“I don’t think the government’s FTA talks with China will move forward smoothly,” Choi Seok-young, chief FTA negotiator at the Ministry of Foreign Affairs and Trade, said in a press briefing Friday.
“There are still wide gaps on some key issues, particularly the degree of openness. What we want is a comprehensive scope for the FTA that includes everything from services and products industries to investment, while China only wants to open non-sensitive sectors.”
These remarks were based on the three-day second round of Seoul-Beijing talks that ended Thursday on Jeju Island. The two countries announced the launch of formal FTA negotiations in early May, expecting the talks to be concluded in two years.
To ensure quick progress, according to the chief negotiator, the two nations will classify sensitive items and handle them separately from a third round of talks that will take place in August in China.
“The two sides discussed the scope of the deal and how to set up working groups on each segment. Based on the results, the two countries will work to agree on definitions of sensitive items,” he said.
The sides earlier agreed that the talks on a free trade deal will proceed in two phases, with the handling of sensitive items and the scope of the trade agreement to be mainly discussed first.
Agriculture and fisheries are considered to be the most sensitive sectors for Korea, while China categorizes its manufacturing industries, which include the automobile and machinery sectors, and oil refining, as sensitive.

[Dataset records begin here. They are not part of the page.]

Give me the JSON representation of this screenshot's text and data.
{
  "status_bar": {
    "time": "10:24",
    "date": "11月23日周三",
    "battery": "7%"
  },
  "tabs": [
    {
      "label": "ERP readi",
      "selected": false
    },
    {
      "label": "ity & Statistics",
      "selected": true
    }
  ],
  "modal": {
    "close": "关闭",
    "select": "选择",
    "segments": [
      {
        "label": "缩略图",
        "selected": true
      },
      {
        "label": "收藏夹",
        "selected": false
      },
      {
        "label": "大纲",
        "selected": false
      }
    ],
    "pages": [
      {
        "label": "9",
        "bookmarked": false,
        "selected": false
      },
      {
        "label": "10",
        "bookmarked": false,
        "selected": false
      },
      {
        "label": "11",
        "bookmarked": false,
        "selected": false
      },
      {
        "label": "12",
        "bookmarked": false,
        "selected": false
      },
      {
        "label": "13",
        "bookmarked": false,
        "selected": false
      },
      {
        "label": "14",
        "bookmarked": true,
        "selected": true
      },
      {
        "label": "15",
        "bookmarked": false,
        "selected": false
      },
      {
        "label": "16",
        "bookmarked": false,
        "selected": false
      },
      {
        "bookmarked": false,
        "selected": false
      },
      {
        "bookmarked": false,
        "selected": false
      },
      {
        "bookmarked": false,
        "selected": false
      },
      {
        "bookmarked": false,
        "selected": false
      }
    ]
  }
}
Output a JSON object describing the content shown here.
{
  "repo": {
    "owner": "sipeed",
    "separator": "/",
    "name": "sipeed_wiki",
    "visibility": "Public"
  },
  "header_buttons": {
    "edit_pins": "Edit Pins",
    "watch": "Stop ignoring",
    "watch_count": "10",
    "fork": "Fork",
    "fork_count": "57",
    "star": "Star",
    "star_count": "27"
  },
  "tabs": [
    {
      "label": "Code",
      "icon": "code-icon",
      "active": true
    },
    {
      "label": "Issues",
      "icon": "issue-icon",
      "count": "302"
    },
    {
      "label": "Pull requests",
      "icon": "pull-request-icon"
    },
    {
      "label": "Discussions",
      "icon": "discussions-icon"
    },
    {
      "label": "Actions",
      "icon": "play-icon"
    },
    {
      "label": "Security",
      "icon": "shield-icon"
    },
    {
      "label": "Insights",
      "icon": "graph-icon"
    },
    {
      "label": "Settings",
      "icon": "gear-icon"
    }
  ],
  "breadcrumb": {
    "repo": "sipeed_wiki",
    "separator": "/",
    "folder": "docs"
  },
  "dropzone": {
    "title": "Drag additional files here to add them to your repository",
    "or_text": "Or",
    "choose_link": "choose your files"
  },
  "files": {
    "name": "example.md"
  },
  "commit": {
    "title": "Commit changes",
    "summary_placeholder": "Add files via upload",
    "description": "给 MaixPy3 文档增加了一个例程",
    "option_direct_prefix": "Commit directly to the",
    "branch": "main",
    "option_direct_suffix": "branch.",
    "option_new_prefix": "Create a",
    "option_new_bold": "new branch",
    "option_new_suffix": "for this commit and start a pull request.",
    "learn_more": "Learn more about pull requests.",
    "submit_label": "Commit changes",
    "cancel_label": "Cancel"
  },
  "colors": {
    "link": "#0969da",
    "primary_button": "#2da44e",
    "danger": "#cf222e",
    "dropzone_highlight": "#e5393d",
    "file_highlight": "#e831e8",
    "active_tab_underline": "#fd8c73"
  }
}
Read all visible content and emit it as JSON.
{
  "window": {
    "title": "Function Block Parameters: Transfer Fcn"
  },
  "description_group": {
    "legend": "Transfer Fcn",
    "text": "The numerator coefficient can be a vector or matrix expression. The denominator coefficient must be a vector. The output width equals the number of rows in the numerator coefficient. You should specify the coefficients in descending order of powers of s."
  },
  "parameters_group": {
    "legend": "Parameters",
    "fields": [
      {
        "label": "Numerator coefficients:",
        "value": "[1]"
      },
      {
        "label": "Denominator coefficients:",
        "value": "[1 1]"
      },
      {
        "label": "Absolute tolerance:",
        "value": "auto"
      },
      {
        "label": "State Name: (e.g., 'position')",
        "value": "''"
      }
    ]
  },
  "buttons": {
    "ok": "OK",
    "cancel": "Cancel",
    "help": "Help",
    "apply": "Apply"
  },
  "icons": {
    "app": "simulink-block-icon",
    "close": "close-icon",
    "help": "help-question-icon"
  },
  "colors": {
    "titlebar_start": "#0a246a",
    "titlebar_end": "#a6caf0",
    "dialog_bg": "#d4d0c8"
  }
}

China is Korea’s largest trading partner, with bilateral trade expected to reach $300 billion by 2015. Since 2008, the nations have held a series of joint feasibility studies on a possible free trade deal and exchanged views on sensitive issues.
Many experts here worry that a Korea-China FTA could deal a fatal blow to Korean farmers.
The Korea Institute for International Economic Policy (KIEP) said in a recent report that an FTA with China will hit the local farming industry in a way the Korea-U.S. FTA never could.
Under a trade deal with China, the state-run think tank predicts the country could see production in its agriculture and fisheries sectors drop around 14.26 percent from 2005 levels due to an influx of cheaper Chinese products. Under an extreme scenario that both countries decide to remove import tariffs on all agricultural goods, the margin of decline could reach 20 percent, it added.
“The damage to the local farming industry from a Korea-China FTA will be at least twice as big as the damage from the Korea-U.S. FTA,” the KIEP report said.
Another report from the Korea Rural Economic Institute (KREI) projects that the loss in agricultural production due to a Korea-China FTA would be around 2.7 trillion won on the premise of a 50 percent cut in import tariffs on all agricultural products. Chinese agricultural imports will likely surge by more than 200 percent if an FTA goes into effect, the KREI said.